> _ABOUT THIS TASK_:
Looking through the material below, say how many lines contain the string "JSON" and add nothing more.

> _RECORDS PROVIDED_:

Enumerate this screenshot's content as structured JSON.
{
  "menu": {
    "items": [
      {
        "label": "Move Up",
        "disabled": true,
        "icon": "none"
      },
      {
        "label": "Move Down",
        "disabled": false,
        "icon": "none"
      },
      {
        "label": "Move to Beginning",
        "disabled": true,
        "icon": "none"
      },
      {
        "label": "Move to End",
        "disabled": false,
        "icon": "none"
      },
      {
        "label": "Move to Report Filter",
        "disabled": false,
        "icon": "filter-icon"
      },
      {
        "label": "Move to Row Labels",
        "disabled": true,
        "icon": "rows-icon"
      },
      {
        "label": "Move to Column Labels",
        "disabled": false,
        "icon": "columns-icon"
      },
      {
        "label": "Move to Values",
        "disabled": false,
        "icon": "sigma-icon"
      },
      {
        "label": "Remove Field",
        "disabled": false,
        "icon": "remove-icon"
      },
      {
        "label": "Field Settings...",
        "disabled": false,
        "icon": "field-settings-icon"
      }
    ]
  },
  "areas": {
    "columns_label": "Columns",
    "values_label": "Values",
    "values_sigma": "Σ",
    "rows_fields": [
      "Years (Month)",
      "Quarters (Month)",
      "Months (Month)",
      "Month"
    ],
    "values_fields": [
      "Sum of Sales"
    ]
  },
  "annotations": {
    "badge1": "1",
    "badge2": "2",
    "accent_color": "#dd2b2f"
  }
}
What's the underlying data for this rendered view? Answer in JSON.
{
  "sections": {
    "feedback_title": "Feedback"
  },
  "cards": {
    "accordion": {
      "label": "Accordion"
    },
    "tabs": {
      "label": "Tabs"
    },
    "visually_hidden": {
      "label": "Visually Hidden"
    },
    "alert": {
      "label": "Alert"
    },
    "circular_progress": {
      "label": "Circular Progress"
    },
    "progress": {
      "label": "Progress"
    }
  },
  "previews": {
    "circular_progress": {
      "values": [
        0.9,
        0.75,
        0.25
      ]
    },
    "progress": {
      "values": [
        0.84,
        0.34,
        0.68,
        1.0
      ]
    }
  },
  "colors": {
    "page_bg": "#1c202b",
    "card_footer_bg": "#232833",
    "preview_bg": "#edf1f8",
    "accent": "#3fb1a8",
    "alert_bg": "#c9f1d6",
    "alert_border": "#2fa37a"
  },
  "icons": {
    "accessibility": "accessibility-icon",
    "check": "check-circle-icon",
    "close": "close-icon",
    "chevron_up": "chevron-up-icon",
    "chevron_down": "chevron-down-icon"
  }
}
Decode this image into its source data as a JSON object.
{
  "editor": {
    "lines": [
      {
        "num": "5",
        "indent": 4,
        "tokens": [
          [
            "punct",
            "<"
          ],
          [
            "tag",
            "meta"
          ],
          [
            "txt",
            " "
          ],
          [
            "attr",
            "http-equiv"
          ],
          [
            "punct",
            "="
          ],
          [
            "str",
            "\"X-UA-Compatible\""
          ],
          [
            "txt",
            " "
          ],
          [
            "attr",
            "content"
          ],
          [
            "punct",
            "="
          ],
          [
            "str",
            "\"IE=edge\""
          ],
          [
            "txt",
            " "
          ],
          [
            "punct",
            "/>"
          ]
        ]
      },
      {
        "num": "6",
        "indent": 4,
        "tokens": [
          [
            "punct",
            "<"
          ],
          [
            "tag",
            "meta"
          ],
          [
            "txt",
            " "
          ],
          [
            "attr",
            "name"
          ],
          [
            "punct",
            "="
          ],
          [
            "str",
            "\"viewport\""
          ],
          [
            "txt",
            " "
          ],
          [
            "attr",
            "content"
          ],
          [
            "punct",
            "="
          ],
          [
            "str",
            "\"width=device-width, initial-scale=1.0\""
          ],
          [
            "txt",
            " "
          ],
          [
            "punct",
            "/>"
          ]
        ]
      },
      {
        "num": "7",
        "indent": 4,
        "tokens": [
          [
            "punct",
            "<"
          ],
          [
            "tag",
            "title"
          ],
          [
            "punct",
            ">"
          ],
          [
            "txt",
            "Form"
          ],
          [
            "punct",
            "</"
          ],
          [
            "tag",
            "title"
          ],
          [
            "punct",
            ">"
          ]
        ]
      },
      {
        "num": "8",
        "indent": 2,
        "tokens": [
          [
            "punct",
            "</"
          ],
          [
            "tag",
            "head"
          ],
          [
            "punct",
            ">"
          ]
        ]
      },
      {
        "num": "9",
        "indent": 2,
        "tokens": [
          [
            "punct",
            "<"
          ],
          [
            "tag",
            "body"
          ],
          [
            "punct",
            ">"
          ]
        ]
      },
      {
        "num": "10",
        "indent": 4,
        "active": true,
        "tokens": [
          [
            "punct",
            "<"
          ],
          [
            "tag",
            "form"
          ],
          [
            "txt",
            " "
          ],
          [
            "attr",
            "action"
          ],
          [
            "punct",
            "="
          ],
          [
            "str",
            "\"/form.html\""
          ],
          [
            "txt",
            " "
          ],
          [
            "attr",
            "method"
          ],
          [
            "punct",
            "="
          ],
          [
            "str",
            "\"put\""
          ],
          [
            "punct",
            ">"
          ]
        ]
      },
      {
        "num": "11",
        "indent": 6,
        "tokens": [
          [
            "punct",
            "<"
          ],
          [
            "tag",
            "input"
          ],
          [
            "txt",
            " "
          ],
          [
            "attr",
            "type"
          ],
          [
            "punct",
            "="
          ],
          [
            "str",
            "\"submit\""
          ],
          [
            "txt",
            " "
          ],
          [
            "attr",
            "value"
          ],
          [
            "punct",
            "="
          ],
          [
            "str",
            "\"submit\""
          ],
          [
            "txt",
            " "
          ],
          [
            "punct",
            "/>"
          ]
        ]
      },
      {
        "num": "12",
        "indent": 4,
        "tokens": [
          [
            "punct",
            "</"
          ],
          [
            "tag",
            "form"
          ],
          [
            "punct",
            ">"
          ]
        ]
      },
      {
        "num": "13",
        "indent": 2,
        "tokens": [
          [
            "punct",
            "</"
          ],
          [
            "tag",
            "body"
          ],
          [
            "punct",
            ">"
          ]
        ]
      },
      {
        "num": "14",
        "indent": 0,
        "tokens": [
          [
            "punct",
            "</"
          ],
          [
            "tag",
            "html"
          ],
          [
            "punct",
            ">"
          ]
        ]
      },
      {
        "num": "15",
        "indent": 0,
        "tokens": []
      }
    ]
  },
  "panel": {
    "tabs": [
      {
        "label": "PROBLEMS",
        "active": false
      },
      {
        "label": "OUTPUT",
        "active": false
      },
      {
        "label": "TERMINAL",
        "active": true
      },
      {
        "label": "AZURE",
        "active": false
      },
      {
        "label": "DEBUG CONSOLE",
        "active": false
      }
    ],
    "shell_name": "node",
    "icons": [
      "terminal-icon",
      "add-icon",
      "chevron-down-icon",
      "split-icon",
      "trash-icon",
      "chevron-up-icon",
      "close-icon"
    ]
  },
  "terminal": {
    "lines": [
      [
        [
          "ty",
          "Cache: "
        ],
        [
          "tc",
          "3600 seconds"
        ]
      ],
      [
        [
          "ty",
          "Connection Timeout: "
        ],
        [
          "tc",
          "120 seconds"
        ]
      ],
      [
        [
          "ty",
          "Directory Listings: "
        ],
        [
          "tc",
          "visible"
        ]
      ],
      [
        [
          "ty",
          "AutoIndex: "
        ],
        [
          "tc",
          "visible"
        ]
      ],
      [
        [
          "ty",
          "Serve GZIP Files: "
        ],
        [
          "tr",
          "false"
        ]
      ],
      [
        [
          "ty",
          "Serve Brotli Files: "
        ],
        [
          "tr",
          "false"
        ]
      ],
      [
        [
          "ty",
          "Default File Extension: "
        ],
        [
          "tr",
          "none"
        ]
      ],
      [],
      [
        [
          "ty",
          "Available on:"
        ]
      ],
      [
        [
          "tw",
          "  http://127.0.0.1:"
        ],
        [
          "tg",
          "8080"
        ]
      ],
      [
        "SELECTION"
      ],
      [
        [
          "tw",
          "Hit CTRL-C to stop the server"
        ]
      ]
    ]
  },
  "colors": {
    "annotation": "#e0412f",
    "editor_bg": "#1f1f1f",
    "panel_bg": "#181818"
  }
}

> _RESULT FOR THIS EXERCISE_:
3